I’m not one who minds a good intro and ‘Kommand IX’ signifies ninth album with an interesting piece that starts futuristically before moving into an almost medieval piece of dungeon synth. Stirring and austere and composed by Wenceslas Carrieu of Necrowretch it paves the way for the band to pile into things with an explosive ballast doing exactly what is described and ‘Reigning Armageddon’ like the true rightful Kings of Asian metal. Death belches echo, drums thunder and bass fills out the bottom end. The guitar work and solos are thorny and spiral about with zeal and technical precision which fans of bands such as old Morbid Angel and Krisiun will be soiling themselves over. Play it loud and bang your heads, you don’t need to worry about getting lost in occult narrative the themes pretty much speak for themselves in most cases. The whirlwind tsunami of an uncorked jar tears you apart as ‘Djinn of All Djinns’ is unleashed; 3 wishes and containment of destructive powers the last thing you can consider as it blazes into you; there is little in way of compromise, hanging on for grim life is about all you can do. Melody is strong amidst the tumult however and the guitars despite creating pure chaos pepper the music with memorable motifs as the singer barks over things like an all destructive force. Churning up the ground having wasted the desert the ‘Barbarian Black Horde’ charges with “thirst for war” and destroy all they encounter in breath-taking flair and fashion. There’s some cool-squealing guitarwork as this twists and turns at such force it is practically tearing itself apart. The devilish mischief of ‘Azazel’ proves the old Satanic masters are still very much in fashion and this demonic fist-pumper does a fine job of reminding you.
Designed for vinyl there is a surprise and a pause as one would flip the wax in the form of another short intro piece of macabre piano work (funnily enough the second brutal album in a row I have reviewed with one). ‘Inviktus Satanikus’ does its job before the second half gets properly underway ‘Terror Occult Dominion’ launched on a battering barrage of drums and bruising tempest. This is possibly the catchiest number with a memorable short guitar motif peppering the unkempt force and really sticking in your head.
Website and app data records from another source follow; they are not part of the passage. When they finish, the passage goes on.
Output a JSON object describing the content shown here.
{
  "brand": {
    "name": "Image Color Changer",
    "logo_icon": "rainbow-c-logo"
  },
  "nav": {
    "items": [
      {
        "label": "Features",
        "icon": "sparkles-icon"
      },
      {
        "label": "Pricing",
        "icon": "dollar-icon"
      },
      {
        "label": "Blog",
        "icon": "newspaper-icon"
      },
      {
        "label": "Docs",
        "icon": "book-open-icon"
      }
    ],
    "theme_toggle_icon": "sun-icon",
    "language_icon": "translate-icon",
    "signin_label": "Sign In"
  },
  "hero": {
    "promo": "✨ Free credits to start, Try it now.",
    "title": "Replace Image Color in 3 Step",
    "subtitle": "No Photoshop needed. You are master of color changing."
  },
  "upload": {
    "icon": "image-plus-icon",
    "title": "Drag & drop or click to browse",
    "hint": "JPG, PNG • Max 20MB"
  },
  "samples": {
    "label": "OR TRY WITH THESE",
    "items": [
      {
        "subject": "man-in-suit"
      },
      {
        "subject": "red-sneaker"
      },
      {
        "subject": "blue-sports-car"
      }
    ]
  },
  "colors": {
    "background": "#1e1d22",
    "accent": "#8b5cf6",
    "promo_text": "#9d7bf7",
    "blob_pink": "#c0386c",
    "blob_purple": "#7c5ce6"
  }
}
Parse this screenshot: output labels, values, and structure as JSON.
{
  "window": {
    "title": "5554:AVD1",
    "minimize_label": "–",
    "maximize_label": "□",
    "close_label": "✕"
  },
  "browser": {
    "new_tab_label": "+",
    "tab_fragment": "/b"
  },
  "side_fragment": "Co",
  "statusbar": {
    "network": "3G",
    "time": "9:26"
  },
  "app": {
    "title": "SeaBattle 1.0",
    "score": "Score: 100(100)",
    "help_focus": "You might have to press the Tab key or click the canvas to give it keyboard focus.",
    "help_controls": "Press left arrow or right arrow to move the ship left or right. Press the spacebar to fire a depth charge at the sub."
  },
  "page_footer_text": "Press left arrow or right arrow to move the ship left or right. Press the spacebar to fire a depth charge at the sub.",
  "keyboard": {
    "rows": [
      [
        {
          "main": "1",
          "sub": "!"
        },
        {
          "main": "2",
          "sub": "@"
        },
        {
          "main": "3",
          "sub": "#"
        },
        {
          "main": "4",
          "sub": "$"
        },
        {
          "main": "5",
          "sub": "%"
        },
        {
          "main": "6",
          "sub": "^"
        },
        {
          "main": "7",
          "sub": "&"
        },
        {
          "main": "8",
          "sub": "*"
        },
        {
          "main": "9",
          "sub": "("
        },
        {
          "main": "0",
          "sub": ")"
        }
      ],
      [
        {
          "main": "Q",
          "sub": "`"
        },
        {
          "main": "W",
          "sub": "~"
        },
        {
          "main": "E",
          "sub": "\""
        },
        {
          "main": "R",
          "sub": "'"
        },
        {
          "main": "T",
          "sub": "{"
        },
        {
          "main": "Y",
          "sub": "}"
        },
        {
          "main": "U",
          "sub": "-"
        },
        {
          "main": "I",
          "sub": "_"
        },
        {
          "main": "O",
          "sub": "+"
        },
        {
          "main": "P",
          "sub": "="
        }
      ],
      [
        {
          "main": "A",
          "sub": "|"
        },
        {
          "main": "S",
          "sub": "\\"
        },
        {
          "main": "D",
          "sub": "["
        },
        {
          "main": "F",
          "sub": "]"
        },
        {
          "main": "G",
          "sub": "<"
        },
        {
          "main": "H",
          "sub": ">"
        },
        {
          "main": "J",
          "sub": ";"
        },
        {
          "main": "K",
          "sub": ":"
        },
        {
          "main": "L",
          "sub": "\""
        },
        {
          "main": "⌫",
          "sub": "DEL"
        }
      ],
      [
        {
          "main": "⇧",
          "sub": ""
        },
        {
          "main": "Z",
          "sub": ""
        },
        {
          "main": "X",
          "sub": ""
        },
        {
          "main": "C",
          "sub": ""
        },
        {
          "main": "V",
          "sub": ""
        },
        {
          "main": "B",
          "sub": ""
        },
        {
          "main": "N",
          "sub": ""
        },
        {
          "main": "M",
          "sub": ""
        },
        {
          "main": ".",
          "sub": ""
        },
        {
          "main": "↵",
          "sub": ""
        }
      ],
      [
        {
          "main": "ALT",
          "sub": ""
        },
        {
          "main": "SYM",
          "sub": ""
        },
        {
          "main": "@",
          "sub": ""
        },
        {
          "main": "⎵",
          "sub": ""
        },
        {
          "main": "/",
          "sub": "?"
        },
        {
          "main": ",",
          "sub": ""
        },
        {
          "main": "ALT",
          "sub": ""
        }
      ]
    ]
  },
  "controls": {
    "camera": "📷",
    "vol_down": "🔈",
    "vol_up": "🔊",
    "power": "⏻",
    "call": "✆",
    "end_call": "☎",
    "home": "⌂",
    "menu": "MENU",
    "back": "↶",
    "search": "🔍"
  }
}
At times the guitar playing is nothing short of sublime and the combined weight of the trio really proves all forces working with incredible co-ordination. “Fuck” indeed, the antichrist arrives on ‘Dajjal United’ as if there wasn’t enough on the album already trying to destroy us! I’m not sure if you would describe them as death belches or coughs, it sounds like a furball is being spat out by Shyaithan before the universe implodes on ‘Interstellar Deathfuck,’ it’s almost happy and jubilant in execution and must be an excellent number live. I hope we get the chance to witness it. There’s even a sudden touch of femininity provided by a vocal chant from Henriette Bordvik (Abyssic), thrown in for good measure, on what has grown into my favourite track on the album. I realise now I have mentioned every song whilst this plays and I write along and this just leaves ‘Magickal Wrath’ to conjure up the conclusion; the final spell naturally a force to be reckoned with and leaving all gods either destroyed of cowering in supplication.
Released digitally in 2019 and physically on Jan 20th you can listen to the whole album via the Bandcamp link below and witness just why Impiety are still top of their league almost 3 decades into their sterling career.
(8.5/10 Pete Woods)